WORK TO COMPLETE => Every line containing the string "Plot" is to be copied from the records.

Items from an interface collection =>
--- START ---

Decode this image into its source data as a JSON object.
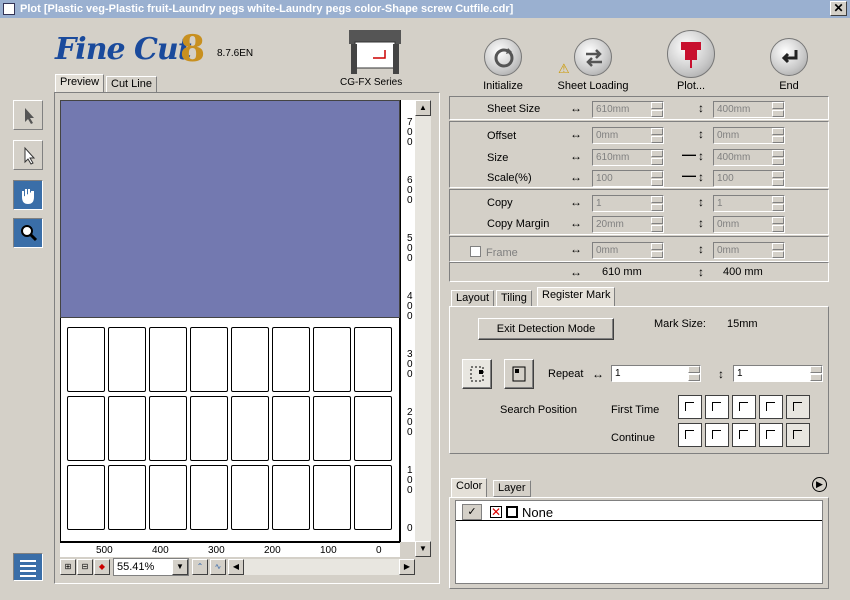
{
  "window": {
    "title": "Plot [Plastic veg-Plastic fruit-Laundry pegs white-Laundry pegs color-Shape screw Cutfile.cdr]",
    "close": "✕"
  },
  "logo": {
    "brand": "Fine Cut",
    "digit": "8",
    "version": "8.7.6EN",
    "series": "CG-FX Series"
  },
  "toolbar": {
    "initialize": "Initialize",
    "sheet_loading": "Sheet Loading",
    "plot": "Plot...",
    "end": "End"
  },
  "left_tabs": {
    "preview": "Preview",
    "cut_line": "Cut Line"
  },
  "ruler": {
    "h_labels": [
      "500",
      "400",
      "300",
      "200",
      "100",
      "0"
    ],
    "v_labels": [
      "7\n0\n0",
      "6\n0\n0",
      "5\n0\n0",
      "4\n0\n0",
      "3\n0\n0",
      "2\n0\n0",
      "1\n0\n0",
      "0"
    ]
  },
  "zoom": {
    "value": "55.41%"
  },
  "sheet": {
    "sheet_size_label": "Sheet Size",
    "sheet_w": "610mm",
    "sheet_h": "400mm",
    "offset_label": "Offset",
    "offset_x": "0mm",
    "offset_y": "0mm",
    "size_label": "Size",
    "size_w": "610mm",
    "size_h": "400mm",
    "scale_label": "Scale(%)",
    "scale_x": "100",
    "scale_y": "100",
    "copy_label": "Copy",
    "copy_x": "1",
    "copy_y": "1",
    "copy_margin_label": "Copy Margin",
    "margin_x": "20mm",
    "margin_y": "0mm",
    "frame_label": "Frame",
    "frame_x": "0mm",
    "frame_y": "0mm",
    "total_w": "610 mm",
    "total_h": "400 mm"
  },
  "mid_tabs": {
    "layout": "Layout",
    "tiling": "Tiling",
    "register_mark": "Register Mark"
  },
  "register": {
    "exit_btn": "Exit Detection Mode",
    "mark_size_label": "Mark Size:",
    "mark_size": "15mm",
    "repeat_label": "Repeat",
    "repeat_x": "1",
    "repeat_y": "1",
    "search_position": "Search Position",
    "first_time": "First Time",
    "continue": "Continue"
  },
  "bottom_tabs": {
    "color": "Color",
    "layer": "Layer"
  },
  "color_list": {
    "item": "None"
  }
}
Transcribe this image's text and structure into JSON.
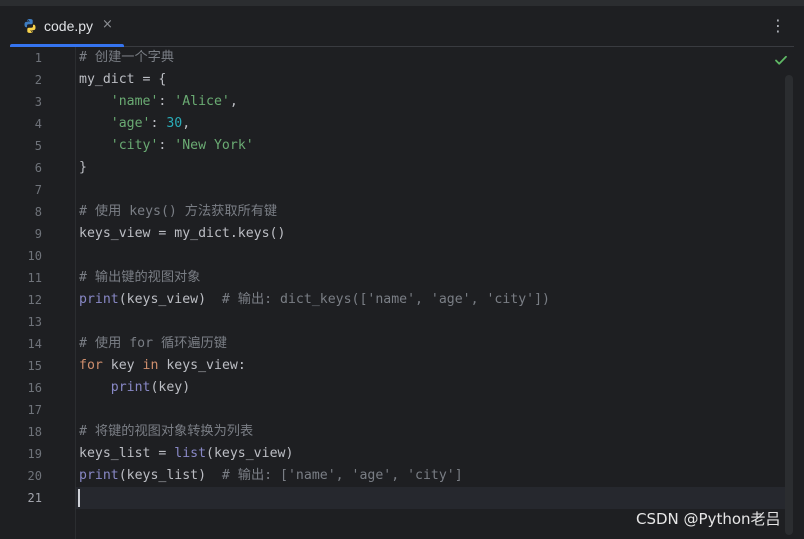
{
  "tab": {
    "filename": "code.py",
    "close_glyph": "×",
    "icon": "python-file-icon"
  },
  "menu": {
    "more_glyph": "⋮",
    "icon": "more-vertical-icon"
  },
  "status": {
    "icon": "check-icon",
    "color": "#5fb865"
  },
  "colors": {
    "background": "#1e1f22",
    "accent": "#3574f0",
    "comment": "#7a7e85",
    "keyword": "#cf8e6d",
    "string": "#6aab73",
    "number": "#2aacb8",
    "builtin": "#8888c6",
    "text": "#bcbec4"
  },
  "editor": {
    "active_line": 21,
    "lines": [
      {
        "n": "1",
        "tokens": [
          {
            "t": "comment",
            "v": "# 创建一个字典"
          }
        ]
      },
      {
        "n": "2",
        "tokens": [
          {
            "t": "plain",
            "v": "my_dict = {"
          }
        ]
      },
      {
        "n": "3",
        "tokens": [
          {
            "t": "plain",
            "v": "    "
          },
          {
            "t": "string",
            "v": "'name'"
          },
          {
            "t": "plain",
            "v": ": "
          },
          {
            "t": "string",
            "v": "'Alice'"
          },
          {
            "t": "plain",
            "v": ","
          }
        ]
      },
      {
        "n": "4",
        "tokens": [
          {
            "t": "plain",
            "v": "    "
          },
          {
            "t": "string",
            "v": "'age'"
          },
          {
            "t": "plain",
            "v": ": "
          },
          {
            "t": "number",
            "v": "30"
          },
          {
            "t": "plain",
            "v": ","
          }
        ]
      },
      {
        "n": "5",
        "tokens": [
          {
            "t": "plain",
            "v": "    "
          },
          {
            "t": "string",
            "v": "'city'"
          },
          {
            "t": "plain",
            "v": ": "
          },
          {
            "t": "string",
            "v": "'New York'"
          }
        ]
      },
      {
        "n": "6",
        "tokens": [
          {
            "t": "plain",
            "v": "}"
          }
        ]
      },
      {
        "n": "7",
        "tokens": []
      },
      {
        "n": "8",
        "tokens": [
          {
            "t": "comment",
            "v": "# 使用 keys() 方法获取所有键"
          }
        ]
      },
      {
        "n": "9",
        "tokens": [
          {
            "t": "plain",
            "v": "keys_view = my_dict.keys()"
          }
        ]
      },
      {
        "n": "10",
        "tokens": []
      },
      {
        "n": "11",
        "tokens": [
          {
            "t": "comment",
            "v": "# 输出键的视图对象"
          }
        ]
      },
      {
        "n": "12",
        "tokens": [
          {
            "t": "builtin",
            "v": "print"
          },
          {
            "t": "plain",
            "v": "(keys_view)  "
          },
          {
            "t": "comment",
            "v": "# 输出: dict_keys(['name', 'age', 'city'])"
          }
        ]
      },
      {
        "n": "13",
        "tokens": []
      },
      {
        "n": "14",
        "tokens": [
          {
            "t": "comment",
            "v": "# 使用 for 循环遍历键"
          }
        ]
      },
      {
        "n": "15",
        "tokens": [
          {
            "t": "keyword",
            "v": "for"
          },
          {
            "t": "plain",
            "v": " key "
          },
          {
            "t": "keyword",
            "v": "in"
          },
          {
            "t": "plain",
            "v": " keys_view:"
          }
        ]
      },
      {
        "n": "16",
        "tokens": [
          {
            "t": "plain",
            "v": "    "
          },
          {
            "t": "builtin",
            "v": "print"
          },
          {
            "t": "plain",
            "v": "(key)"
          }
        ]
      },
      {
        "n": "17",
        "tokens": []
      },
      {
        "n": "18",
        "tokens": [
          {
            "t": "comment",
            "v": "# 将键的视图对象转换为列表"
          }
        ]
      },
      {
        "n": "19",
        "tokens": [
          {
            "t": "plain",
            "v": "keys_list = "
          },
          {
            "t": "builtin",
            "v": "list"
          },
          {
            "t": "plain",
            "v": "(keys_view)"
          }
        ]
      },
      {
        "n": "20",
        "tokens": [
          {
            "t": "builtin",
            "v": "print"
          },
          {
            "t": "plain",
            "v": "(keys_list)  "
          },
          {
            "t": "comment",
            "v": "# 输出: ['name', 'age', 'city']"
          }
        ]
      },
      {
        "n": "21",
        "tokens": []
      }
    ]
  },
  "watermark": {
    "text": "CSDN @Python老吕"
  }
}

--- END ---

ANSWER SPACE =>
    "title": "Plot [Plastic veg-Plastic fruit-Laundry pegs white-Laundry pegs color-Shape screw Cutfile.cdr]",
    "plot": "Plot...",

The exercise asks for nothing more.